"I am proud to accept this position and look forward to increasing the impact of Refugees International around the world," Kathwari said. "My experience has shown me that displaced peoples need Refugees International to bring the world's attention to their needs. This organization truly saves lives."
Mr. Kimsey joined RI's board in 1996 and became chairman in 1999. During his five-year tenure, he visited Bosnia, Timbuktu and Cambodia to assess refugee repatriation, land mine removal and other human rights concerns. After becoming chairman emeritus of AOL in 1996, he created the Kimsey Foundation whose mission is to level the playing field for Washington's disadvantaged youth through education and technology. He has also founded and served on the boards of a number of successful businesses in the Washington, DC area, and was named Business Leader of the Year by Washingtonian magazine in 1994.

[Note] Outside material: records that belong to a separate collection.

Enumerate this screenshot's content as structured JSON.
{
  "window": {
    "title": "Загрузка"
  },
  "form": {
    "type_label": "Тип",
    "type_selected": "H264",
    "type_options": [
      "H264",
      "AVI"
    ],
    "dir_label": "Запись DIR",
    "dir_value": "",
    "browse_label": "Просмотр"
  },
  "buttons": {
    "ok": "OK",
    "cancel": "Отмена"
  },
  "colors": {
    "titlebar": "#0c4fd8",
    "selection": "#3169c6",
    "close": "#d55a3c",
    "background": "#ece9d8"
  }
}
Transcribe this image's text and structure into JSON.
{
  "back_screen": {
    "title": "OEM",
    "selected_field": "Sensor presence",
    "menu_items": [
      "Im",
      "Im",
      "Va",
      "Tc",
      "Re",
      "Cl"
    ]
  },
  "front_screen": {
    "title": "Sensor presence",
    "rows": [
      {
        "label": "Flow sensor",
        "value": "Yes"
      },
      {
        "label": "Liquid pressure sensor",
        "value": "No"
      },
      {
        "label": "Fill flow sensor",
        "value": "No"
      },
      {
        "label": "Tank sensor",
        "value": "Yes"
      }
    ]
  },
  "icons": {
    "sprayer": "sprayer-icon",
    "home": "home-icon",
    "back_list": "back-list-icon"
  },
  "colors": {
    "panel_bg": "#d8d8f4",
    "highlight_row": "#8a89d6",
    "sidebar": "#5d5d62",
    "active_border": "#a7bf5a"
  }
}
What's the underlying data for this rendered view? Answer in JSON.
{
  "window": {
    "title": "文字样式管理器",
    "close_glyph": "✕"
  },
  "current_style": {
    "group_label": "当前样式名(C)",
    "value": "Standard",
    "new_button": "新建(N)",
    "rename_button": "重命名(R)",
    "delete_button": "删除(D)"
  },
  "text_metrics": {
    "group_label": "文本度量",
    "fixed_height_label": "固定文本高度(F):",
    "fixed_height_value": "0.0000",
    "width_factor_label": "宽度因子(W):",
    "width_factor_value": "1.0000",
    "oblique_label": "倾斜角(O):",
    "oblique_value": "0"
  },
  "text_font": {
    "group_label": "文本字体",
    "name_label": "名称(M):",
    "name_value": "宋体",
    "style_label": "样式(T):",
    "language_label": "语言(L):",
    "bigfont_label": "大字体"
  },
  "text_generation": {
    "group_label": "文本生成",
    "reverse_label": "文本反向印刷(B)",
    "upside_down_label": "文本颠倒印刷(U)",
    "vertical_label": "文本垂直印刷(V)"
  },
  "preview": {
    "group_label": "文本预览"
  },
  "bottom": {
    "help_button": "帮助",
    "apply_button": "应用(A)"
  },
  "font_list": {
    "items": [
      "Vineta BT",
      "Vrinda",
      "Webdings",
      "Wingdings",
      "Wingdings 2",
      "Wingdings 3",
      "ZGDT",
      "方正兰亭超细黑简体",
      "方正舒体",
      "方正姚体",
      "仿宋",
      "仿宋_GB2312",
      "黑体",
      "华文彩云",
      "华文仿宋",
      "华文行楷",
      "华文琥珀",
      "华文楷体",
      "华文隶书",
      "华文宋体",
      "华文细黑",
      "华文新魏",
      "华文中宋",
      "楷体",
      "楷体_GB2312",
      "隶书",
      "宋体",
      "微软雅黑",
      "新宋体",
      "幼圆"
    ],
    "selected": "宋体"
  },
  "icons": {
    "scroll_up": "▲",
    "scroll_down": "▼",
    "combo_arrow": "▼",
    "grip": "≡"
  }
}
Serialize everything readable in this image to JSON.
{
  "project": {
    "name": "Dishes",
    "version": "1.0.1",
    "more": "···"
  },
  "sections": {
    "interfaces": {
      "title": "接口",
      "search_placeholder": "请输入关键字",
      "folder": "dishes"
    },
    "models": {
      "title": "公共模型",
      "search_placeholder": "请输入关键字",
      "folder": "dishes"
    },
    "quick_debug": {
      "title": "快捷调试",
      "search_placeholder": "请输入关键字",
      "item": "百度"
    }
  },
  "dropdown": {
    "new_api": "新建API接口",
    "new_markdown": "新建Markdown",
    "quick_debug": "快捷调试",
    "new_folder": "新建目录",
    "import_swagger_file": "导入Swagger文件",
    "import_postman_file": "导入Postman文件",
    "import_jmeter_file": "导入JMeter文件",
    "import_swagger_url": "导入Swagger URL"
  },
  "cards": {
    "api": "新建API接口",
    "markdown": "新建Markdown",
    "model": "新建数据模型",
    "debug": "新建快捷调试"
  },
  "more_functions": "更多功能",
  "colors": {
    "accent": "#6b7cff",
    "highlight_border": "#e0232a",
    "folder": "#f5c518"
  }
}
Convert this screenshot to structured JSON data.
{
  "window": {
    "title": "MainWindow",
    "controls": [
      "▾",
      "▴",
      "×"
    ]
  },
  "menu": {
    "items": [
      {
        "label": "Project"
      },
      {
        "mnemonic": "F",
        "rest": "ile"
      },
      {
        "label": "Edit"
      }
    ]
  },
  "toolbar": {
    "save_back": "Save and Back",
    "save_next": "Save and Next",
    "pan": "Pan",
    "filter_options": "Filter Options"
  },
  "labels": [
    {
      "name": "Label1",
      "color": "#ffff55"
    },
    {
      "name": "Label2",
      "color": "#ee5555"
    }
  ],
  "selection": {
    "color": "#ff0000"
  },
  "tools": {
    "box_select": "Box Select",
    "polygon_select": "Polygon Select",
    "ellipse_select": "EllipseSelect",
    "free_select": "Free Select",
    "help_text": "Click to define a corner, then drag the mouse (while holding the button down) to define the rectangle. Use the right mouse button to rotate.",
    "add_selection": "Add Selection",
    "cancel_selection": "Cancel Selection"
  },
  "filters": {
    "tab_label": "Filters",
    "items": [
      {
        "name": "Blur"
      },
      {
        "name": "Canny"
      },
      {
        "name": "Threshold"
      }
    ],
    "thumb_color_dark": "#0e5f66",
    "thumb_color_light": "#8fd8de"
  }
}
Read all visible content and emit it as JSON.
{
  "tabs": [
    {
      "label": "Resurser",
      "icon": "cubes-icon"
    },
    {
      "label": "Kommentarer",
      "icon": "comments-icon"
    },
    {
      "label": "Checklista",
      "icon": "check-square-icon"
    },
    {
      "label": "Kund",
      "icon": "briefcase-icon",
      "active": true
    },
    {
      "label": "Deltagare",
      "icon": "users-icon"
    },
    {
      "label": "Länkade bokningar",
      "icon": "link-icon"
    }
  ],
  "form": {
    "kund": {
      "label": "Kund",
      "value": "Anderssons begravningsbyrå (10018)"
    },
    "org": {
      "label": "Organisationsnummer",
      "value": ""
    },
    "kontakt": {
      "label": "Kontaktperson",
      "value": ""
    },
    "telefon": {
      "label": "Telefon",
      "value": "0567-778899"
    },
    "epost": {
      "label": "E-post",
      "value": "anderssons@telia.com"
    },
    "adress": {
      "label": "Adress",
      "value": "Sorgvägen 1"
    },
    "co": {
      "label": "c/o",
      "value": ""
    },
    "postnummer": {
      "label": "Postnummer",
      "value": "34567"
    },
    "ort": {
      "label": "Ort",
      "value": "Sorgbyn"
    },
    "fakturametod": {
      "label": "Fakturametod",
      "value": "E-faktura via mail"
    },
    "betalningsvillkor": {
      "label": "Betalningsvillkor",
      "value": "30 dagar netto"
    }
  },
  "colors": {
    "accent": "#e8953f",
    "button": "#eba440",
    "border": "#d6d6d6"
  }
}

"Farooq is a terrific choice to lead this organization," said Kimsey. "I look forward to working with him as we continue to fight for the world's most vulnerable people."
Refugees International is a 25-year-old organization that generates lifesaving humanitarian assistance and protection for displaced people around the world, and works to end the conditions that create displacement.
MIM: Farooq Kathwari recently spoke at a CAMP (Council for Advancement of Muslim Professionals) event which featured Islamists like Zaid Shakir and Salam Al- Marayati
Despite the progress that we have made, Muslims are still under represented in the media. Our diverse panelists represent different aspects of media and communications, and are all providing Muslims with a voice - both in the mainstream and within our own communities. In light of this new-found interest, our panel will attempt to examine: the breadth of the field; entry opportunities and career options in the field (as individuals and as Muslims); challenges and leadership in Finance - how to excel in a field where Muslims are a (growing) minority; and Islamic Finance - current state of this niche, its recent expansion and growth potential. Our panel includes senior professionals with leadership experience in alternative investments, Islamic finance, trading, private equity, investment banking, retail banking, equity research and wealth management.
Despite the progress that we have made, Muslims are still under represented in the media.
Our diverse panelists represent different aspects of media and communications, and are all providing Muslims with a voice - both in the mainstream and within our own communities.
In light of this new-found interest, our panel will attempt to examine: the breadth of the field; entry opportunities and career options in the field (as individuals and as Muslims); challenges and leadership in Finance - how to excel in a field where Muslims are a (growing) minority; and Islamic Finance - current state of this niche, its recent expansion and growth potential.
Our panel includes senior professionals with leadership experience in alternative investments, Islamic finance, trading, private equity, investment banking, retail banking, equity research and wealth management.
This item is available on the Militant Islam Monitor website, at http://www.militantislammonitor.org/article/id/1522